From environmental discrimination to tones of classism, the movie is packed with some philosophical debates and questions for its audience.
Walt applies to the space program to go to Mars a whopping thirty-seven times, and every single time he has been rejected and cannot afford to pay close to a million dollars for a commercial ticket.
Sophie, however, reveals she is not your average grad student and has two million dollars on hand. Walt lives with a roommate in a tiny room, while Sophie lives with a supposed trust fund baby inside a very large and elaborate home.
It hits a bit harder when Sophie confronts Walt and says, “Don’t act like our situations are remotely the same,” then says his existence is average.
On the other hand, billionaires sending students to Mars are also sending their trash back to Earth, making this scenario more reminiscent of Walt Disney’s Wall-E. Unfortunately, this is a real-life scenario.
With this implication that Earth is a “garbage-filled place” that Walt wants to escape, especially when he is set up to be a character that works multiple jobs and extensive students loans, Mars is established as an upper-class haven.
This haven is only for those living inside the wealth bubble there; people like Walt are put to work, thus bringing his dream that Mars is this beautiful place to an end.
And perhaps this is a meditation on the American Dream, but it is overshadowed by the exaggerated rom-com elements. Nothing changes for the characters except for their relationships with each other, nor do they grow as human beings.
Thus, the rich continue a long-term game including Earth and Mars, while privileged students attain the chance to enter this exclusive club on a different planet.
It is revealed that Sophie’s dream is to figure out how to make a plant that will eat up all the garbage on Earth, so there is some hope for the planet’s future, but that will not be observed during this run time.
An Ambitious Take
Moonshot is a film that tries to shoot for the stars, but its characters fall into archetypes, especially as its main characters make an unlikely couple.
The stakes are quite low throughout the movie, relying too much on Sophie and Walt’s romantic journey to progress the story.
Even if Walt is caught on the spaceship, the only real threat to them is that they may be sent back to Earth.
This over-reliance on suspension of disbelief on the viewer’s part may add to the movie’s charm but leans a tad too ambitious.

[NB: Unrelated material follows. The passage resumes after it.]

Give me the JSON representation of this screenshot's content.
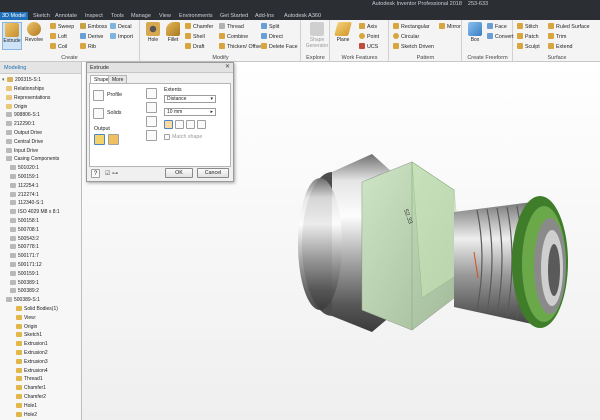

The movie did have potential, especially when considering Lana Condor and Cole Sprouse seem like proper fits for their roles.
They have shown in their previous work that they are capable of these kinds of storylines, but Moonshot does not land when it comes to execution.